My shrink tells me it’s Post Traumatic Stress Disorder (PTSD) — a fancy name for how I am feeling. However, it doesn’t make me feel any better. Not that it should. In fact, when I actually allow myself to sit and think I find I can’t breathe. I don’t feel sorry for myself or want others to either. I actually feel sorry for the nurse who will be with me in pre-op prior to surgery. While I am armed with techniques to help manage my racing thoughts, there are times when I can’t calm my mind enough to even think through the techniques. Medication is an option; however, if I don’t allow myself to feel this experience, will I ever be able to get through it?
When I explained my surgical past to the new surgeon he was curious. He couldn’t help but laugh when I told him about my broken toe during my hysterectomy. Yes, I believe I have forgotten to write about that past experience in the blog. That was two years prior to my spinal cord injury. I believe he chuckled since my husband and I were laughing since it is a bit comical and only happens ‘in my world’. The bone could not be repaired and an artificial toe joint was used. Yes, my track record on the operating table has not been one that spells s u c c e s s and I feel I have earned the right to be concerned about medical procedures.
The Mayo Clinic defines PTSD as a mental health condition that’s triggered by a terrifying event. Symptoms may include flashbacks, nightmares and severe anxiety, as well as uncontrollable thoughts about the event. Many people who go through traumatic events have difficulty adjusting and coping for a while. But with time and taking care of yourself, such traumatic reactions usually get better. In some cases, though, the symptoms can get worse or last for months or even years. Sometimes they may completely shake up your life.
I believe the definition falls short since many PTSD patients may be reminded of certain traumas due to instant uncontrollable triggers, in my case, surgery, hospitals, doctors, etc., and for soldiers returning from serving in war zones, hearing gun shots or fireworks, which may remind them of horrible events they witnessed. The mind is so complex and the expression…the mind has a mind of its own...is so true. I wish I could just stop thinking — turn my mind off when it turns to unpleasant thoughts or reminders of my injury and Dr. Liar. However, I can’t…and now I am doing the one thing I fear the most. No choice, no control.
God’s plan has led me in this direction — to this particular surgeon, on this day and is by my side in the Operating Room. And, if something should go wrong, I have proven I can make it through difficult times. In fact, I am smarter and stronger. While what will happen is in God’s hands, I have spent the last few days worrying, researching the doctor and hospital, and preparing myself mentally as best I can, but as I write this post the expression ‘Never trouble trouble till trouble troubles you’ keeps popping into my thought process.

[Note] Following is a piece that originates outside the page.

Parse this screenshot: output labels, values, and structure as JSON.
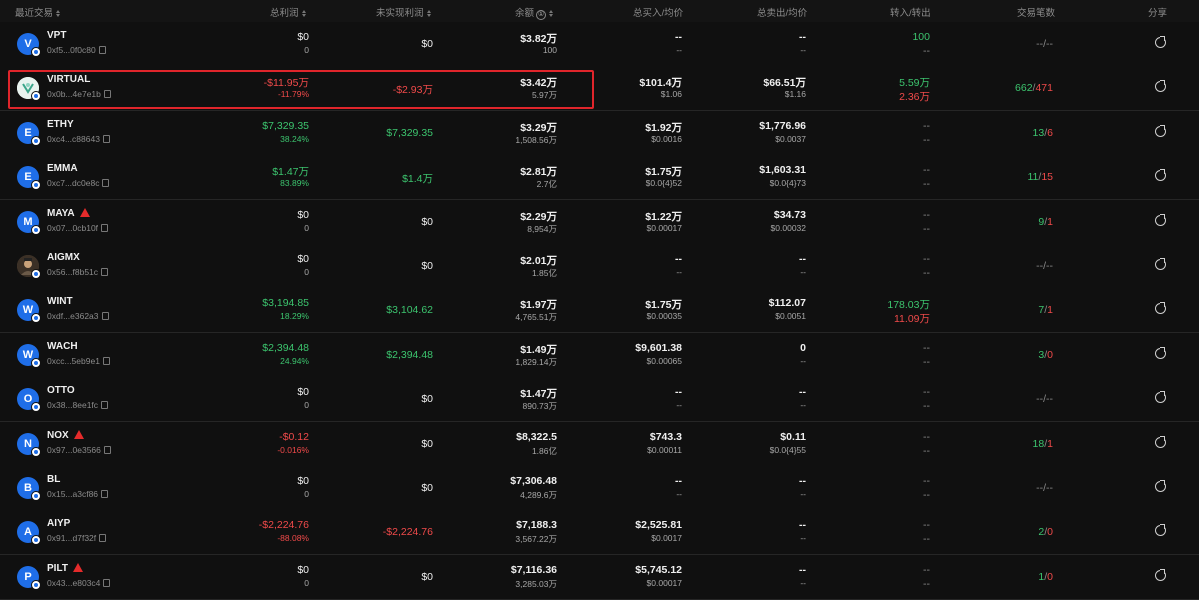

While my heart knows worrying about a situation doesn’t help change it or add value nor does it change the outcome, I wish my heart would communicate this message to my mind. While it is unusual for me to not discuss a topic prior to its occurrence, I decided to only share my surgery with a few friends and family members. I am unsure of the reason. Maybe I am tired of being the patient and discussing my medical woes. Perhaps I was worried I would jinx the procedure.
Whatever the reason, I pray when I wake from surgery, I will feel the normal amount of pain, but in addition, I also hope to feel a different emotion — gratitude. Following this surgery, I hope to be grateful to those who help me overcome my greatest fear and continue to prove to others and to myself that I am truly a survivor.